In the latest of our entries in an Irish Independent student journalist competition, in association with Campus.ie, Vaida Bell asks if dropping out is really such a bad choice?
Published 08/04/2013 | 16:01
Finishing school can be an extremely stressful time. There is pressure from all sides on you to make a decision, which, in theory, will determine the rest of your life. So why not do what I did, and run away from it all?
I’m 24 years old and currently a second year journalism student at Griffith College. I would like to share my story with any future students who, quite honestly, have no interest in becoming a student.
I finished school back in 2007 in Lithuania. After I received my Leaving Cert it became obvious that I had no idea of what to do next. I looked forward to the prom, yes, but when it came to picking courses and professions for a future career - I had no clue what direction to take.
To make matters worse - all my friends seemed to have a clear picture of what they wanted to do when they ‘’grew up’’, and followed these plans all through high school.
I know now that at this point I should have sat down with my parents and laid my cards on the table: I don’t know what to do and I don’t want to waste anyone’s time, so, well, should I not just get a job instead?
But no, I did what all people do after finishing 12 years of exhausting studying: I enrolled to do more exhausting studying.
What followed was a semester of skipping and oversleeping lectures, too much partying and a great sense of disappointment with myself. After all, even though I did the right thing by getting into college, I still felt that I had no clue of what to do and where to go next.
And so I dropped out. A sudden sense of freedom took over, I packed my stuff and came to Ireland to seek adventures and new experiences. And while my family was shocked and unhappy with what I was doing, for some unexplainable reason it felt good: for the first time I was doing what felt right and not what was expected of me.
At this point I have to say that following two years were extremely difficult. I got a job and was living independently, but I was not happy. Obviously, I was lucky enough to have a job in the midst of recession that not only paid the bills, but allowed me to travel and socialize.
In the back of my mind, however, a realisation lingered that things were not settled. By leaving I only escaped the pressure of my family and friends, but I did not escape my own conscience. Little by little my life became a chore, an unbearable existence and I fell into depression.
And so a time has come to rethink my values, to clarify my outlook on life and face those expectations set upon me. While at first I did not connect this sense of failure with dropping out of college, it soon became clear that what I was lacking was self-realisation and intellectual challenge that only a good college degree can offer.
I was longing to be recognized and valued, and just simply to do work that felt important and not something that everyone can do. All I wanted was to make something of myself. The rest, as they say, is history. I’m back in college and can openly say that I AM LOVING IT!
You will hear a lot that the best thing about college is the life itself. And it is, without a shadow of a doubt, a true statement. But life is very long, and has its ups and downs. And most importantly, everyone’s path is different - there are no set moulds. So, if you are finishing school and haven’t got a clue of what to do next - follow my advice and don’t do what everyone else is doing.

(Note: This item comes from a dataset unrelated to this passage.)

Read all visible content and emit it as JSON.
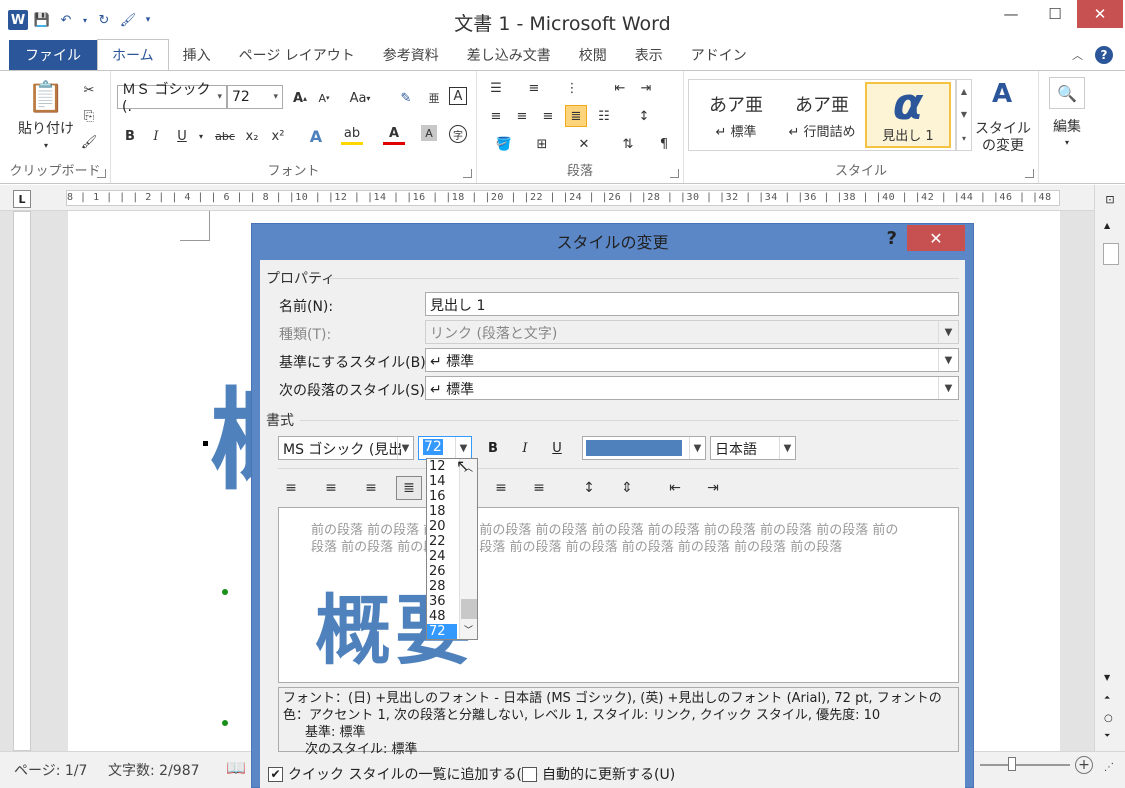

Be true to yourself and don’t be afraid to take risks and make mistakes. In the end, something good will come out of it!
Vaida Bell is a Journalism student in DCU